The threat from cyber criminals is growing year on year. According to Symantec Corp, malicious attacks increased by 81% in 20111. If your business is one of those caught up in a cyber attack and your customers’ data is stolen, the reputational damage and financial consequences can be immense.
Unfortunately, the typical response of many organisations aiming to strengthen their defences often has the unintended consequence of increasing the business’s exposure.
To maximise security, your business must resist the instinct to constantly increase monitoring, controls and rules, and focus on developing an intelligent security culture that reflects real human behaviour, making security the responsibility of all employees. Getting the balance right is at the heart of effective cyber security. The difficulty lies in striking the right balance.
If you answer yes to the following questions, it may be time to rethink your approach.
Is your instinct to make security the sole responsibility of a trusted group of experts?
This approach reinforces the perception that security is solely the province of a few people in head office. As a result, your business loses the real protection afforded by a security culture that is embedded across the organisation. Reframe security in a way that reflects the way employees think and behave. Start by creating a compelling narrative around security and business assurance that engages your people and demonstrates how their behaviour has a direct bearing on what they care about.
Do you respond to a breach in security by increasing the level of employee monitoring?
Heightening the level of monitoring can make people feel like they are being watched by ‘Big Brother,’ eroding trust. Employees become less vigilant on the organisation’s behalf, which actually increases your exposure. Running collaborative events with your employees to systematically review breaches in security, and talking openly about what happened, means you can together find ways to address the cause and reduce the likelihood of it reoccurring. Using co-design and co-development approaches, where your employees are partners in creating a security culture, can reap significant benefit.
When it comes to managing risk, do you focus on the workplace?
By focusing on workplace risk you could be neglecting critical areas of risk outside the workplace. Risks are often most acute, for example, when employees commute by rail, or when they transfer documents to social media accounts at home. Make sure that you accurately identify where risk is most likely to occur and develop technology-enabled and employee-owned approaches to safeguard your organisation's prized assets.
Do you develop new procedures and rules in response to each new risk you identify?
Creating more and more rules means that employees are so inundated with ‘dos’ and ‘don’ts’ they start to overlook critical ‘must do’ behaviours. Typically, these are published in thick operating manuals that people don’t read, let alone follow. Make sure your employees focus on, and are held to account for, the critical things that matter most. Promoting and gaining commitment to specific behavioural requirements and building them into your current ways of working, helps to create everyday ‘habits’.

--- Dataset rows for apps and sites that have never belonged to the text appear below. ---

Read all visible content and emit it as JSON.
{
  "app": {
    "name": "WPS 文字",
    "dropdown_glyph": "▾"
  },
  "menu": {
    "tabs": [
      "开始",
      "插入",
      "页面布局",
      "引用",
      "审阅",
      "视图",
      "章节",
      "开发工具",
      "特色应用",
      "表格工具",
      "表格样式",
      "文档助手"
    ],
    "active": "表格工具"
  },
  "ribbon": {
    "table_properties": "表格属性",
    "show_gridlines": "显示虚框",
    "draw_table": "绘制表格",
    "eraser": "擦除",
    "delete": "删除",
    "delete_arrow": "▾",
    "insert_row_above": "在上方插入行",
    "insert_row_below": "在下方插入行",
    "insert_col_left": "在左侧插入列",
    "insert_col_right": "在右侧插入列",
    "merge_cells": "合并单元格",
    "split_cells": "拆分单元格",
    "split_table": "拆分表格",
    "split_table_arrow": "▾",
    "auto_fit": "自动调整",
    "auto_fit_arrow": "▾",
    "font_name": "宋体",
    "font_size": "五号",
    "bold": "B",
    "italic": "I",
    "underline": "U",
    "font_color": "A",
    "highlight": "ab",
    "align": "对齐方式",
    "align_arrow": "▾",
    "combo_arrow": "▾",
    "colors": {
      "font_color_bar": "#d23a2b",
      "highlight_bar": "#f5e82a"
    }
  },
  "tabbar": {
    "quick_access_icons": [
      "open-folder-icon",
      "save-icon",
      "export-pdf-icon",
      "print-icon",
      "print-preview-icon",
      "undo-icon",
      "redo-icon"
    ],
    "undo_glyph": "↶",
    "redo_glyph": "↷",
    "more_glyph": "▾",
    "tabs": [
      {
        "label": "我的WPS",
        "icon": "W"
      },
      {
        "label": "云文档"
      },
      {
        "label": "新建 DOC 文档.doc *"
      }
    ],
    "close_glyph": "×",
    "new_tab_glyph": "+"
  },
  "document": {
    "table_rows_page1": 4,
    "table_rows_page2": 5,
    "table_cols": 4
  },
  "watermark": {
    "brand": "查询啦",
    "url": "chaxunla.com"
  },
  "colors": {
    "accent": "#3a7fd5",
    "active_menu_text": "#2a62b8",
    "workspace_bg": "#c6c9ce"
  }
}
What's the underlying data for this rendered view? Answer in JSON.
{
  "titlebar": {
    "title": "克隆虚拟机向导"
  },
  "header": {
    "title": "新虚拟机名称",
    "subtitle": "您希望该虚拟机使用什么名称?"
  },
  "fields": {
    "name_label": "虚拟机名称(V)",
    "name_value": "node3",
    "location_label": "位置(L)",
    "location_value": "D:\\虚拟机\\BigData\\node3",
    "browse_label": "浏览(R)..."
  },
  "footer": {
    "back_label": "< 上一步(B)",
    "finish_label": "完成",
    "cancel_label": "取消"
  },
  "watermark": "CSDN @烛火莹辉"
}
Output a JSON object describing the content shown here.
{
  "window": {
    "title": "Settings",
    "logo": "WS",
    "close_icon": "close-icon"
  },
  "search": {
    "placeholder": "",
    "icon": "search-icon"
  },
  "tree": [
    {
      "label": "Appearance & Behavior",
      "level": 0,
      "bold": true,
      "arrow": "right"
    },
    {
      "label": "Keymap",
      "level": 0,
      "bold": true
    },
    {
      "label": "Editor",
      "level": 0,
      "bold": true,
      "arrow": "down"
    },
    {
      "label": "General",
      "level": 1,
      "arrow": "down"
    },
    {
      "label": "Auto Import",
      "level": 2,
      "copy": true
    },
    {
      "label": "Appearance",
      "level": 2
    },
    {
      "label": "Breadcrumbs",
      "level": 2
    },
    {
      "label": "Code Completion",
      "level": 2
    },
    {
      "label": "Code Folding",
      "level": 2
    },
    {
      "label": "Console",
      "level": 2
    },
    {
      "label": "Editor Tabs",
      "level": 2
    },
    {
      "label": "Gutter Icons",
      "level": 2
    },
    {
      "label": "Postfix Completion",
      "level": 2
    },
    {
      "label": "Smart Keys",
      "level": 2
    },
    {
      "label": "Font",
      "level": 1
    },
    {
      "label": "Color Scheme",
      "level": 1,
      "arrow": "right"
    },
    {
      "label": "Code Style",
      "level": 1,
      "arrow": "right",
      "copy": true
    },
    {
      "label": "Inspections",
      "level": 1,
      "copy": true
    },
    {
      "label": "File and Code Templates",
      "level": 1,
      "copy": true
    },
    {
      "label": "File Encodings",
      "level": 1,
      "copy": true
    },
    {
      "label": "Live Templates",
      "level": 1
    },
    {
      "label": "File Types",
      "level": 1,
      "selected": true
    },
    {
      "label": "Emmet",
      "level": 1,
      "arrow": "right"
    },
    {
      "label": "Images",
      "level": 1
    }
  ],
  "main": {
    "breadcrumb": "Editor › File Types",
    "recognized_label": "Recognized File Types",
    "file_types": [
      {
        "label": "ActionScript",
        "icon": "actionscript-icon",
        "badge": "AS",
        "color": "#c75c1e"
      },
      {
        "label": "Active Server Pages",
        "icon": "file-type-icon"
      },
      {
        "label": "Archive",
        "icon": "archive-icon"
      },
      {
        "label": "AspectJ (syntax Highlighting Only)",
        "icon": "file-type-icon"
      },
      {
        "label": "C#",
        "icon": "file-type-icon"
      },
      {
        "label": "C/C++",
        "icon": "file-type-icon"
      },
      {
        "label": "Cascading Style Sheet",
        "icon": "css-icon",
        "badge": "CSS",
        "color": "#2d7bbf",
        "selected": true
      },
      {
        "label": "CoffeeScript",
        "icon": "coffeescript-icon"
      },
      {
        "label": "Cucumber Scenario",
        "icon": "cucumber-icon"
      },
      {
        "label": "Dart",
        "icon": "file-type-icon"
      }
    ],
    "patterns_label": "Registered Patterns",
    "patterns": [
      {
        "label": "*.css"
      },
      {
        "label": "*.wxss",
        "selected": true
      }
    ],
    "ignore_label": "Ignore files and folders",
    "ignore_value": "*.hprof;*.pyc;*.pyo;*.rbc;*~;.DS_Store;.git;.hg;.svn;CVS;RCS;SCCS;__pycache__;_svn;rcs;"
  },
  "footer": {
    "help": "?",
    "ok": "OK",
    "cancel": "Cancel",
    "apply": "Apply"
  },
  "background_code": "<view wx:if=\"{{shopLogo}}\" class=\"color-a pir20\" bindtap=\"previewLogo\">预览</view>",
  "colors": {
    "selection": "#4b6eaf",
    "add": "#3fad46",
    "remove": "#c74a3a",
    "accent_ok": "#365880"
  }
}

Do you depend on strict controls to protect your business against security risks?
Relying on rigid controls that do not acknowledge normal human behaviour, such as accessing social media or working out of hours, often makes it harder for your employees to do the right thing. When employees try to get around the controls, they can open your systems to attack. Recognise that new ways of working and communicating are transforming the workplace, together with the changing demands of the workforce (‘Generation Y’). By challenging the core assumptions underpinning your security practices you can assess the role and effectiveness of direct control.
To find out more about striking the right balance between control and culture in your organisation, please contact us now.
1 'Internet Security Threat Report, Volume 17', Symantic Corp. April 2012